Surgical therapy and exenteration for advanced cervical cancer – literature review
Affiliation and adress for correspondence

1 Department of Gynecology and Obstetrics, Essen, Germany. Head of the Deparment: Prof. med. Rainer Kimmig
2 Clinical Department of Gynecologic Oncology, Professor Franciszek Łukaszczyk Oncology Center in Bydgoszcz, Poland. Head of the Department: Professor Łukasz Wicherek, MD, PhD
3 Department of Surgical Oncology and Urology, Maria Skłodowska-Curie Institute of Oncology, Division in Krakow, Poland. Head of the Department: Professor Jerzy Mituś, MD, PhD
4 Clinical Department of Urologic Oncology, Professor Franciszek Łukaszczyk Oncology Center in Bydgoszcz, Poland. Head of the Department: Jerzy Siekiera, MD, PhD
5 Microbiology Division, Professor Franciszek Łukaszczyk Oncology Center in Bydgoszcz, Poland. Head of the Division: Maria Szymankiewicz, MD, PhD
6 Department of Gynecologic Oncology, Maria Skłodowska-Curie Memorial Cancer Center and Institute of Oncology in Warsaw, Poland. Head of the Department: Professor Beata Śpiewankiewicz, MD, PhD
7 Department of Gynecologic Oncology, Maria Skłodowska-Curie Institute of Oncology, Division in Krakow, Poland. Head of the Department: Professor Krzysztof Urbański, MD, PhD
8 Department of Gynecologic Oncology and Gynecologic Nursing of the Collegium Medicum at Nicolaus Copernicus University in Bydgoszcz, Poland. Head of the Department: Professor Łukasz Wicherek, MD PhD
Correspondence to: Professor Łukasz Wicherek, MD, PhD, Clinical Department of Gynecologic Oncology, Professor Franciszek Łukaszczyk Oncology Center, Romanowskiej 2, 85-796 Bydgoszcz, Poland, tel.: +48 52 374 33 99, +48 52 374 38 74, e-mail: mowicher@cyf-kr.edu.pl
Acknowledgments
We would like to express our deepest thanks to Zbigniew Pawłowicz, MD, PhD and Professor Jerzy Stelmachów, MD, PhD for their support, helpfulness, and ability to predict the direction of development in medicine. Photos presented in the manuscript were taken during the course of exenteration procedures performed in the Clinical Department of Gynecologic Oncology of the Oncology Center in Bydgoszcz – thanks to Wojciech Polonceusz, MD, PhD and Naser Alahmad Alali, MD, PhD.

CURR. GYNECOL. ONCOL. 2014, 12 (2), p. 125–139
DOI: 10.15557/CGO.2014.0012
ABSTRACT
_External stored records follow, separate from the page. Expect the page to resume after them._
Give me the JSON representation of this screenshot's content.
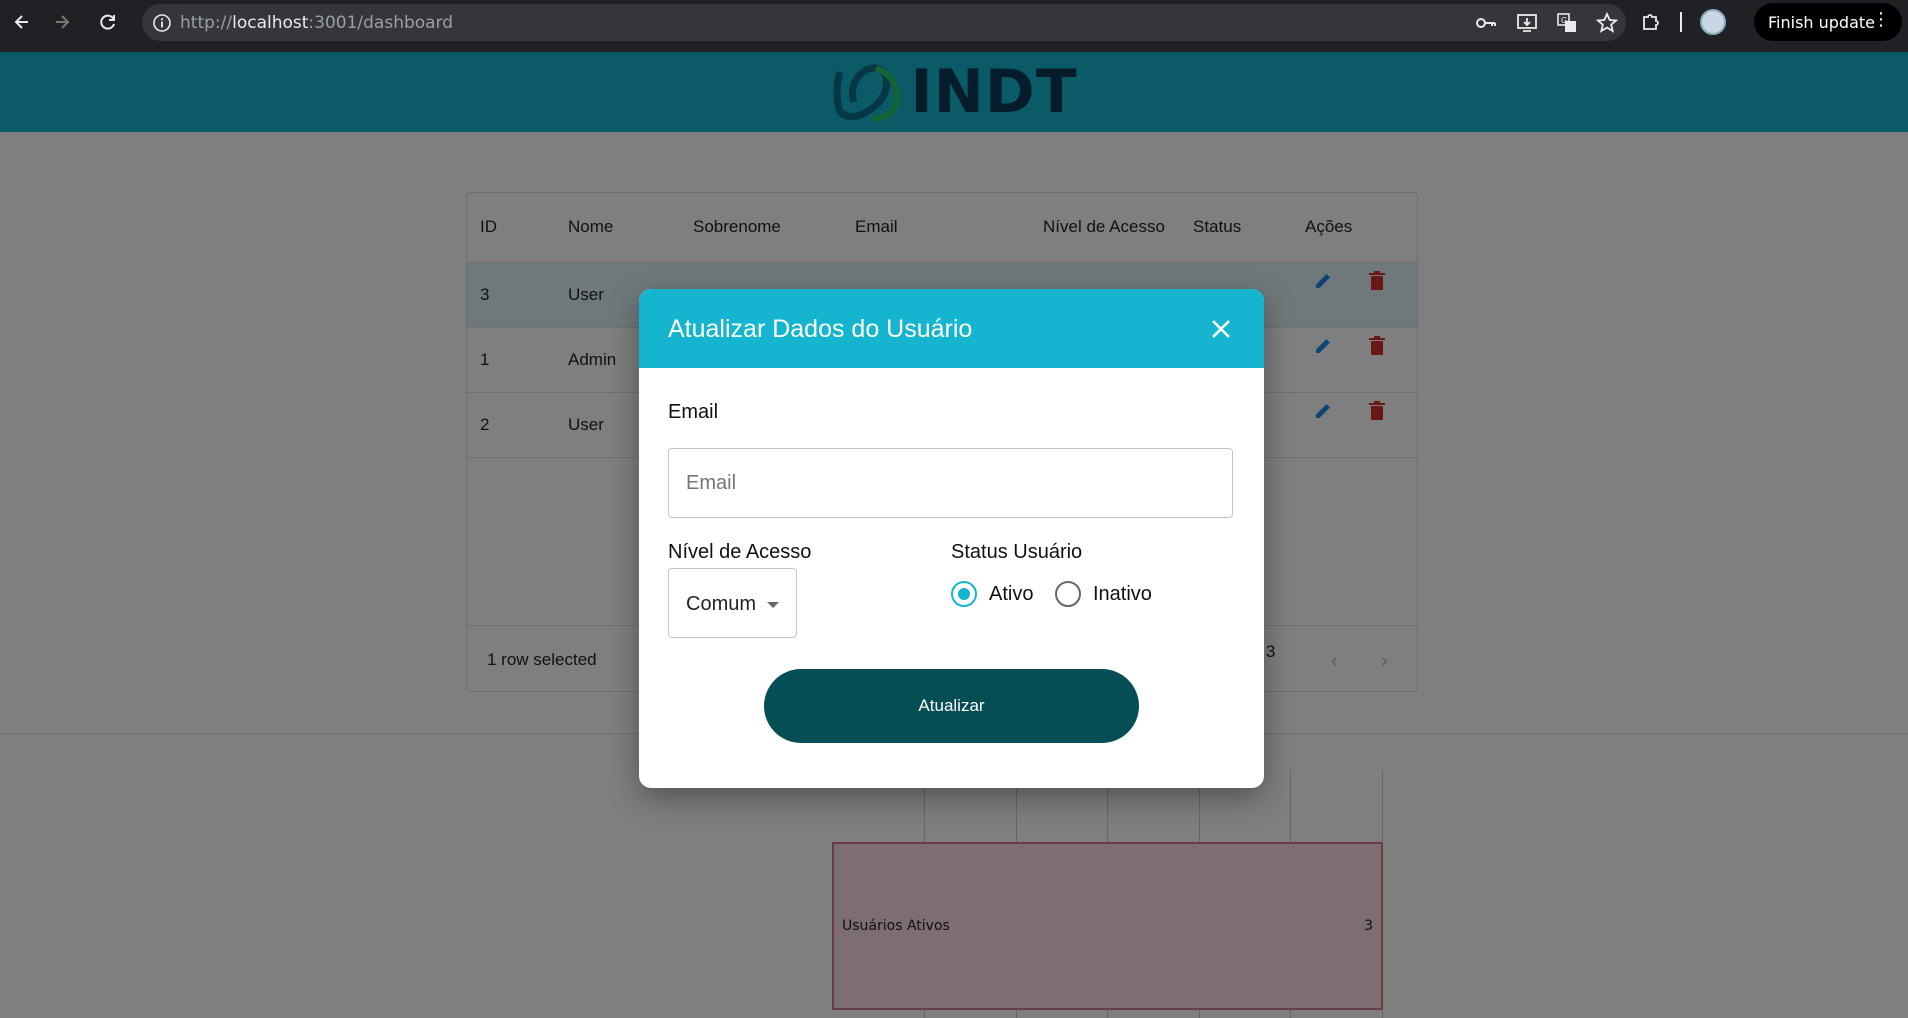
{
  "browser": {
    "url_scheme": "http://",
    "url_host": "localhost",
    "url_path": ":3001/dashboard",
    "finish_update_label": "Finish update"
  },
  "header": {
    "logo_text": "INDT",
    "bg_color": "#15b5d0"
  },
  "table": {
    "columns": [
      "ID",
      "Nome",
      "Sobrenome",
      "Email",
      "Nível de Acesso",
      "Status",
      "Ações"
    ],
    "rows": [
      {
        "id": "3",
        "nome": "User",
        "selected": true
      },
      {
        "id": "1",
        "nome": "Admin",
        "selected": false
      },
      {
        "id": "2",
        "nome": "User",
        "selected": false
      }
    ],
    "footer": {
      "selected_text": "1 row selected",
      "pagination_text": "of 3"
    }
  },
  "chart": {
    "bar_label": "Usuários Ativos",
    "bar_value": "3"
  },
  "modal": {
    "title": "Atualizar Dados do Usuário",
    "email_label": "Email",
    "email_placeholder": "Email",
    "access_label": "Nível de Acesso",
    "access_value": "Comum",
    "status_label": "Status Usuário",
    "status_options": [
      {
        "label": "Ativo",
        "checked": true
      },
      {
        "label": "Inativo",
        "checked": false
      }
    ],
    "submit_label": "Atualizar"
  },
  "colors": {
    "accent": "#15b5d0",
    "button": "#064e55",
    "delete": "#d32f2f",
    "edit": "#1e88e5"
  }
}
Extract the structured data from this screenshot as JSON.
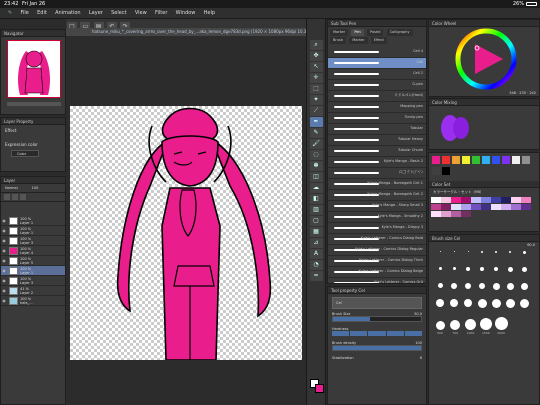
{
  "status": {
    "time": "23:42",
    "date": "Fri Jan 26",
    "battery": "26%"
  },
  "menu": [
    "File",
    "Edit",
    "Animation",
    "Layer",
    "Select",
    "View",
    "Filter",
    "Window",
    "Help"
  ],
  "doc_tab": "hatsune_miku_*_covering_arms_over_the_head_by_...aka_lemon_dge783d.png (1920 × 1080px 96dpi 10.3%)",
  "navigator": {
    "title": "Navigator"
  },
  "layer_property": {
    "title": "Layer Property",
    "effect_label": "Effect",
    "expression_label": "Expression color",
    "expression_value": "Color"
  },
  "layers": {
    "title": "Layer",
    "blend": "Normal",
    "opacity": "100",
    "items": [
      {
        "opacity": "100 %",
        "name": "Layer 1"
      },
      {
        "opacity": "100 %",
        "name": "Layer 1"
      },
      {
        "opacity": "100 %",
        "name": "Layer 3"
      },
      {
        "opacity": "100 %",
        "name": "Layer 4"
      },
      {
        "opacity": "100 %",
        "name": "Layer 5"
      },
      {
        "opacity": "100 %",
        "name": "Layer 1"
      },
      {
        "opacity": "100 %",
        "name": "Layer 3"
      },
      {
        "opacity": "41 %",
        "name": "Layer 2"
      },
      {
        "opacity": "100 %",
        "name": "hats_..."
      }
    ]
  },
  "subtool": {
    "title": "Sub Tool Pen",
    "tabs": [
      "Marker",
      "Pen",
      "Pastel",
      "Calligraphy",
      "Brush",
      "Marker",
      "Effect"
    ],
    "brushes": [
      "Cell 4",
      "Cell",
      "Cell 2",
      "G-pen",
      "ミドルペン(Hard)",
      "Mapping pen",
      "Turnip pen",
      "Tubular",
      "Tubular Heavy",
      "Tubular Chunk",
      "Kyle's Manga - Basic 2",
      "ロゴ ｸﾞﾘｯﾌﾟﾍﾟﾝ",
      "Kyle's Manga - Nomegoth Grit 1",
      "Kyle's Manga - Nomegoth Grit 2",
      "Kyle's Manga - Sharp Small 3",
      "Kyle's Manga - Smoothy 2",
      "Kyle's Manga - Drippy 3",
      "Kyle's Letterer - Comics Dialog Bold",
      "Kyle's Letterer - Comics Dialog Regular",
      "Kyle's Letterer - Comics Dialog Thick",
      "Kyle's Letterer - Comics Dialog Beige",
      "Kyle's Letterer - Comics Grit",
      "Kyle's Letterer - Comics Grunge 1"
    ],
    "selected": 1
  },
  "tool_property": {
    "title": "Tool property Cel",
    "brush_name": "Cel",
    "brush_size_label": "Brush Size",
    "brush_size": "50.0",
    "brush_size_level": 0.42,
    "hardness_label": "Hardness",
    "brush_density_label": "Brush density",
    "brush_density": "100",
    "stabilization_label": "Stabilization",
    "stabilization": "6"
  },
  "color_wheel": {
    "title": "Color Wheel",
    "hsv": "346 · 235 · 242"
  },
  "color_mixing": {
    "title": "Color Mixing"
  },
  "color_set": {
    "title": "Color Set",
    "set_name": "カラーサークル・セット（HB）"
  },
  "brush_size_panel": {
    "title": "Brush size Cel",
    "value": "60.0",
    "labels": [
      "500",
      "700",
      "1000",
      "1500",
      "2000"
    ]
  },
  "colors": {
    "accent": "#e91e8c",
    "selection": "#6f8ec6"
  }
}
While the surgical technique of exenteration has been around for 60 years now, recent progress in the development of reconstructive surgery has created new opportunities for gastrointestinal and urinary tract anastomosis. As pre- and postoperative care has improved and indications for the exenteration procedure have became more precise, the outcomes of the treatment for advanced malignant pelvic tumors have also improved. Consequently, the perioperative mortality rate has decreased from the 28% specified by Brunschwig to the present rate of 3%. Moreover, the number of complications resulting from such complex procedures has decreased. Today, postoperative complications are no longer a factor that impacts how eligibility for exenteration is decided. It has been demonstrated that the quality of life of patients subject to exenteration procedure compared to those having palliative chemotherapy is lower in the first months following surgery, but is higher in the long-term follow-up beginning 9 months after the procedure. At the same time, multiple studies have unambiguously demonstrated that the overall five-year survival rate in patients with cervical cancer recurrence after radiation therapy is the longest upon exenteration and, subject to strict following of the indications for the procedure, allows a survival rate of 50% to be exceeded in this group of patients. Since the exenteration procedure is the culmination of a combined treatment, eligibility for such a procedure should entail multiple factors related to the course of treatment and the biology of a given neoplasm and should be decided only by an interdisciplinary team composed of at least a radiation therapist, a gynecologist-oncologist, and a clinical oncologist. Also, surgery of this kind is of a disciplinary nature therefore the procedure should be performed only in a reference site employing gynecologists, oncologists, urologists, and oncological surgeons who have comprehensive surgical experience. Only sites that employ such health care professionals allow for the safe performance of the exenteration procedure.

Keywords: cervical cancer, exenteration, cervical cancer recurrence, para-aortic lymphadenectomy, “empty pelvis” syndrome